git clone https://github.com/roadrunner2/mod-proxy-protocol.git
cd mod-proxy-protocol

At this point you should just be able to type make install but at time of writing, there seems to be some problem with the packaging. So instead do this:

cp .libs/mod_proxy_protocol.so /usr/lib/apache2/modules/

Now you can load the module:

echo "LoadModule proxy_protocol_module /usr/lib/apache2/modules/mod_proxy_protocol.so" > /etc/apache2/mods-available/proxy_protocol.load
a2enmod proxy_protocol

You also need to configure Apache to use it. To do this, edit /etc/apache2/sites-enabled/000-default.conf and replace each line that contains CustomLog with the following two lines:

	ProxyProtocol On
	CustomLog ${APACHE_LOG_DIR}/access.log "%a %l %u %t \"%r\" %>s %b \"%{Referer}i\" \"%{User-agent}i\""

This tells Apache to use Proxy Protocol, and to use the supplied IP address in its log files. Now restart Apache:

systemctl reload apache2

Visit you website, and if all is working well, you should start seeing actual client IP addresses in the log file, /var/log/apache2/access_log: - - [24/Feb/2017:20:13:25 +0000] "GET / HTTP/1.1" 200 10701 "-" "curl/7.26.0"

Trusting your log files

With the above configuration, we’ve told Apache to use the client IP address supplied by our proxy servers. What we haven’t done is told it that it can’t trust any random server that pitches up talking PROXY protocol. This means that it’s trivial to falsify IP addresses in our log files. To prevent this, let’s set up a firewall, so that only our proxy servers are allowed to connect on the HTTP and HTTPS ports. We use the iptables-persistent package to ensure that our firewall is configured when the server is rebooted.
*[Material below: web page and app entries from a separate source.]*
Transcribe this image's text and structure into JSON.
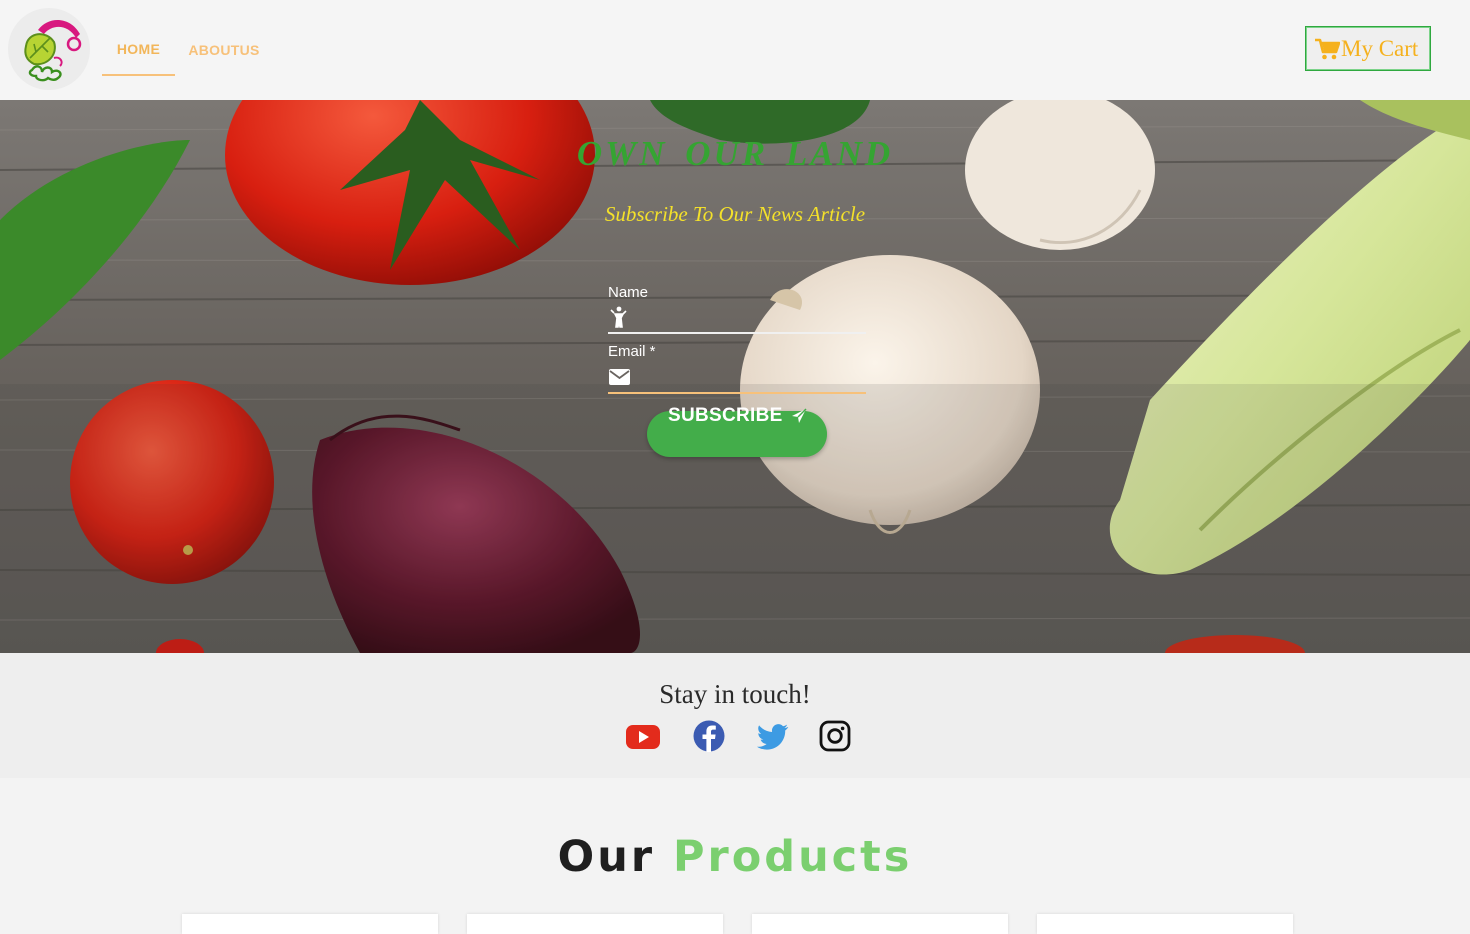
{
  "header": {
    "logo_icon": "leaf-radish-logo-icon",
    "tabs": [
      {
        "label": "HOME",
        "active": true
      },
      {
        "label": "ABOUTUS",
        "active": false
      }
    ],
    "cart": {
      "label": "My Cart",
      "icon": "cart-icon",
      "color": "#f5b11d",
      "border_color": "#2fa83f"
    }
  },
  "hero": {
    "title": "OWN OUR LAND",
    "subtitle": "Subscribe To Our News Article",
    "form": {
      "name_label": "Name",
      "name_icon": "person-icon",
      "email_label": "Email *",
      "email_icon": "mail-icon",
      "button_label": "SUBSCRIBE",
      "button_icon": "send-icon",
      "button_color": "#43ad4a"
    },
    "title_color": "#35a432",
    "subtitle_color": "#f4e12a"
  },
  "touch": {
    "title": "Stay in touch!",
    "social": [
      "youtube-icon",
      "facebook-icon",
      "twitter-icon",
      "instagram-icon"
    ]
  },
  "products": {
    "title_word1": "Our",
    "title_word2": "Products",
    "accent_color": "#7bcf6f"
  }
}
apt-get install iptables-persistent

ip6tables -A INPUT -s proxy.mythic-beasts.com -p tcp -m tcp --dport 80 -j ACCEPT
ip6tables -A INPUT -s proxy.mythic-beasts.com -p tcp -m tcp --dport 443 -j ACCEPT
ip6tables -A INPUT -p tcp --dport 80 -j REJECT
ip6tables -A INPUT -p tcp --dport 443 -j REJECT
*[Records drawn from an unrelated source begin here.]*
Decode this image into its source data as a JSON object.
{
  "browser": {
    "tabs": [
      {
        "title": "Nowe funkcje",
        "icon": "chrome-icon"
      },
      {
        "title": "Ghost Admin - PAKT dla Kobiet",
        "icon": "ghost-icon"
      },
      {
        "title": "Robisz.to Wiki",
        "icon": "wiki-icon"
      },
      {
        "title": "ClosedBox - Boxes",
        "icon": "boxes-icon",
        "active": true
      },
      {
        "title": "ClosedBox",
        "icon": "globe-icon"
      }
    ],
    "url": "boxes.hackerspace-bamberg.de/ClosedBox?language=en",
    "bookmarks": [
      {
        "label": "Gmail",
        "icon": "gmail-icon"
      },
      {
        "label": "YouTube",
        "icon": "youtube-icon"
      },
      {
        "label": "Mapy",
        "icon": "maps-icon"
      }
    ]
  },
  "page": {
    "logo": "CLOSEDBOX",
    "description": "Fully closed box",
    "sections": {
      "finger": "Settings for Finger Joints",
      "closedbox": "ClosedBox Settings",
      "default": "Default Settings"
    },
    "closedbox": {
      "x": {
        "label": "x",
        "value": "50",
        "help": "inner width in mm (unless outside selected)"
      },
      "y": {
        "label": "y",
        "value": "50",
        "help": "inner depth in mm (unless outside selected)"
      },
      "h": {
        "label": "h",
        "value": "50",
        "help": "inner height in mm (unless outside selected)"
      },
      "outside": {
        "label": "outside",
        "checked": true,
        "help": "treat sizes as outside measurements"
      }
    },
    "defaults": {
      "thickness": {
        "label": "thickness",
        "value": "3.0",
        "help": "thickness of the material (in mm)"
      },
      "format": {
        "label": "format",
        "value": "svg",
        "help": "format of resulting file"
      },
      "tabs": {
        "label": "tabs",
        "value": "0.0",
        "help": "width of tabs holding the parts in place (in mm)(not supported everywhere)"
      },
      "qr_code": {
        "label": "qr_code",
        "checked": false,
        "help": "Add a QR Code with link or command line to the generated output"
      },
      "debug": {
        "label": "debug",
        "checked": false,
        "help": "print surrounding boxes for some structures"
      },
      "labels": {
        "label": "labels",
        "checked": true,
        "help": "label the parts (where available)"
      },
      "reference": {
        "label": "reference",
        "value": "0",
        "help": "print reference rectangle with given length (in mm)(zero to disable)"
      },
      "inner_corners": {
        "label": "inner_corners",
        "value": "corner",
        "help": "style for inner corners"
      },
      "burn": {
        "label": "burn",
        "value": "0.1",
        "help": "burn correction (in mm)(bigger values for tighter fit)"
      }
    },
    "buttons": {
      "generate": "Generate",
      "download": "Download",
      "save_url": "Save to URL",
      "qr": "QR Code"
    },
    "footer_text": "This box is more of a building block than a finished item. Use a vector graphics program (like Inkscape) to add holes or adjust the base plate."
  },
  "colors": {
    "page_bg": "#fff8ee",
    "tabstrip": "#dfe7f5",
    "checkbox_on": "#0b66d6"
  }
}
And we’re done! Our IPv6-only Raspberry Pi3 is now hosting an HTTPS website, and despite being behind a proxy server, we’re tracking real client IP addresses in our logs.

One-click SPF

March 9th, 2017 by

Sender Policy Framework (SPF) has been around for a while, but recently we’ve seen email providers getting much more active in using it to filter mail. Most notably, Gmail appearing to be flagging mail from all domains without an SPF record as untrusted.

In a nutshell, SPF allows you to publish a DNS record that declares a list of all of the mail servers that may legitimately send mail from your domain. It’s not perfect, but it’s a useful tool in reducing email with a forged sender address.

Getting SPF records right can be a bit tricky, but for domains hosted with Mythic Beasts that send mail exclusively via our mail servers, you can now add the correct SPF record with a single click.

One-click SPF enablement

The SPF settings are available on the domain pages in our control panel.

We’d love to make it even easier and just add the record for you, but we can’t be sure that customers are only using our mail servers to send mail, and if not, adding the record will make things worse, although we are planning to add this record by default for newly hosted domains.

It’s worth noting that SPF does not cause problems when sending mail via mailing lists as all decent mailing list software will use its own sender address rather than yours. You may be aware of a change made by Yahoo! that caused considerable problems for mailing lists, but this was related to another system, DMARC, which builds on top of SPF. SPF on its own works just fine with mailing lists.